Uncertainty about policy is important, because it creates doubts in the minds of people about what is going to happen to the economy. The natural response in the face of heightened uncertainty is to delay making decisions – people don’t go on vacation or buy a car, and business owners and companies don’t hire people unless they absolutely need them.
Slap everyone in the face with such concerns after a big financial crisis and you get a slower economic recovery and fewer jobs.
Most economists would say there is no chance that the United States would ever default; this would be an act of collective insanity far in excess of anything ever seen in this country or anywhere in the world. But what really matters is not the view of analysts and commentators. The real issue is whether decision-makers throughout the economy think that default or some other disruptive event could occur.
The evidence from Professors Baker, Bloom and Davis is clear. The debt-ceiling fight in summer 2011 made people more uncertain about what was to come.
This is consistent with the fact that August 2011 was a very weak month for job creation. According to the Government Accountability Office, this political confrontation also pushed up the cost of borrowing for the government. And uncertainty of this kind increases risk premiums around the world, because investors want to be compensated for higher risks. This put more pressure on European sovereign debt at an inopportune moment, pushing up yields across the troubled euro zone (including, but not limited to, Greece).
In the hearing this week, the Republican line was that the debt ceiling offers a “forcing moment.” This is plainly a threat; otherwise there is no sense in which it is “forcing.” What is the threat? No one knows; even the three Republican witnesses could not agree on what would happen if the debt ceiling were breached.
The threat lies between some form of default and some other form of unprecedented disruption to public finances. Expect uncertainty – perhaps at the level of August 2011, perhaps even higher.
This is an irresponsible way to run fiscal policy. As Sander Levin, the senior Democrat on the House Ways and Means Committee put it, “House Republicans continue to play with economic fire. They are playing political games and that undermines certainty.”

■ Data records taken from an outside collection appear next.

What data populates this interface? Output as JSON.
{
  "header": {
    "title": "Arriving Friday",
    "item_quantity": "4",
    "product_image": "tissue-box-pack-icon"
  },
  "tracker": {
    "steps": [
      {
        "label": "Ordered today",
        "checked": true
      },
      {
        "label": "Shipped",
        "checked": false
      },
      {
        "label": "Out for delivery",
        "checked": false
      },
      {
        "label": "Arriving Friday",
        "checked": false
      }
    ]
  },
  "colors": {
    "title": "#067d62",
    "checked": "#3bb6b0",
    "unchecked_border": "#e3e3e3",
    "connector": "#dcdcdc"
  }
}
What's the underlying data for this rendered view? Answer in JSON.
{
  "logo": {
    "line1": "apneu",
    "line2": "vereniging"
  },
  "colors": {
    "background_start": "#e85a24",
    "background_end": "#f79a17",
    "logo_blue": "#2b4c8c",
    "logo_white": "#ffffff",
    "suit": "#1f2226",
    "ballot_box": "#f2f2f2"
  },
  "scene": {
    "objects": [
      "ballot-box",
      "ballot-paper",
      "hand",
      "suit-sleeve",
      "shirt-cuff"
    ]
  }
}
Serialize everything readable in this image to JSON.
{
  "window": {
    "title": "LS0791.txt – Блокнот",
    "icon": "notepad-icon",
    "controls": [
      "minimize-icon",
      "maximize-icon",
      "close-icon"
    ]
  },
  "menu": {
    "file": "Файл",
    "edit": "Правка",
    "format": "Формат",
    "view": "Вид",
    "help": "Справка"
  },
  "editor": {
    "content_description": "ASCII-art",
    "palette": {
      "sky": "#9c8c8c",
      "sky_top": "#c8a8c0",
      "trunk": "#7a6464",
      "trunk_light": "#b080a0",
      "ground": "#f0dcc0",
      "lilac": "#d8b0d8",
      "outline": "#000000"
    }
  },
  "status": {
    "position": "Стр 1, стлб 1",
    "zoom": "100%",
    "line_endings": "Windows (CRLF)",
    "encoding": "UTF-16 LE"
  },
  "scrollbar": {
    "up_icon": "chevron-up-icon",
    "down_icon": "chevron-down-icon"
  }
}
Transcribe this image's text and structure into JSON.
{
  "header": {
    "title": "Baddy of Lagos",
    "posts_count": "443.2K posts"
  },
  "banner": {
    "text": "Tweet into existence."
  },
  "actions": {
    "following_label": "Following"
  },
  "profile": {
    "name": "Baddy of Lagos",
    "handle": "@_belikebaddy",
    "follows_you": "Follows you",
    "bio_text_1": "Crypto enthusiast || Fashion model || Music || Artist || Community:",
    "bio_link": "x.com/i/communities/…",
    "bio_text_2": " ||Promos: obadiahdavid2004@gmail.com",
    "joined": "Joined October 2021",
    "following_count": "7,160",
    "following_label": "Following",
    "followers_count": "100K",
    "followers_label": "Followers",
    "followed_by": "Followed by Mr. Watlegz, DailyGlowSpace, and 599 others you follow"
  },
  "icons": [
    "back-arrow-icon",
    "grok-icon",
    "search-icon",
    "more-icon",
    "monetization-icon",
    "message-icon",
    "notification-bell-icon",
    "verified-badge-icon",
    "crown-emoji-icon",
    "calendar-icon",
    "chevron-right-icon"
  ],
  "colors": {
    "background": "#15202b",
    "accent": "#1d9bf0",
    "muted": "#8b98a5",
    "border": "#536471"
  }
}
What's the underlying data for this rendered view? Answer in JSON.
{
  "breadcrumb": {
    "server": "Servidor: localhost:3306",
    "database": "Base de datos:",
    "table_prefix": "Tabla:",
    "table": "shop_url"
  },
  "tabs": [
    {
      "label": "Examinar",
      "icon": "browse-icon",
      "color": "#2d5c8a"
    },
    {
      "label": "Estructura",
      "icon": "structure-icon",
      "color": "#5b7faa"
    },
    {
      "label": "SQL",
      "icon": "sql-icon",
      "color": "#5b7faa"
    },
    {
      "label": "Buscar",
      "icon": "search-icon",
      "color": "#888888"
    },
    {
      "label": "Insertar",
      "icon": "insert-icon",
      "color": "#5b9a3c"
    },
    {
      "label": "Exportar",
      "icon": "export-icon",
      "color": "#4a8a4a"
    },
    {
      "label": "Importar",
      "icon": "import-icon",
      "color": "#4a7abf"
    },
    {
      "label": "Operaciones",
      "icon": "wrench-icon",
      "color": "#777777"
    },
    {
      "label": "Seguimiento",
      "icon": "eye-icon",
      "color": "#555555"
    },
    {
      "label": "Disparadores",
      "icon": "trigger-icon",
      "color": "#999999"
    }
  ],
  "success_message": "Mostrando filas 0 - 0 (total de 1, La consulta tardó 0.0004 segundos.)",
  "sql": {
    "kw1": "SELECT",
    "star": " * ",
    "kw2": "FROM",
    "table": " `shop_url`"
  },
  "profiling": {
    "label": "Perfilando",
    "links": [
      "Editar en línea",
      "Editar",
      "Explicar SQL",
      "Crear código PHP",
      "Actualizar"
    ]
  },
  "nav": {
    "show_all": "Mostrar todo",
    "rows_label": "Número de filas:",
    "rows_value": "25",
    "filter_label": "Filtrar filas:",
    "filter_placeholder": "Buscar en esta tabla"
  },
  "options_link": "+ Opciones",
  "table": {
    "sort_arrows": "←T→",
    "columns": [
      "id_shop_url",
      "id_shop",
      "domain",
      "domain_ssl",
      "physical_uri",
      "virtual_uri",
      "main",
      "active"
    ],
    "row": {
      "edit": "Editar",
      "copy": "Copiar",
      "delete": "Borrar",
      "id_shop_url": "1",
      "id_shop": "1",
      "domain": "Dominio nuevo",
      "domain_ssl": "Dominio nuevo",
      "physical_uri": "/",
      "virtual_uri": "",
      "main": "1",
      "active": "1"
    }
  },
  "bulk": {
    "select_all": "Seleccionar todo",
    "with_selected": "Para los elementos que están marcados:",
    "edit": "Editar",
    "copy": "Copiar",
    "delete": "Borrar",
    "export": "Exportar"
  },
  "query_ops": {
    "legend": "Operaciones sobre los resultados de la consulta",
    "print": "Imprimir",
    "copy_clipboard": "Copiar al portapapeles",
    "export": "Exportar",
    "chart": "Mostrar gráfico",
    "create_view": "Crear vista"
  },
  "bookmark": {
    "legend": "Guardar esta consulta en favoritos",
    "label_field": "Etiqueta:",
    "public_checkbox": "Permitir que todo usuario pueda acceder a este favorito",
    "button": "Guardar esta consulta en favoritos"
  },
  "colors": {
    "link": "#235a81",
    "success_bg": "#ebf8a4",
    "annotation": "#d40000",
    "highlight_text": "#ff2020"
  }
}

The Republicans should take the debt ceiling off the table.
A version of this post appeared this morning on the NYT.com’s Economix blog; it is used here with permission. If you would like to reproduce the entire post, please contact the New York Times.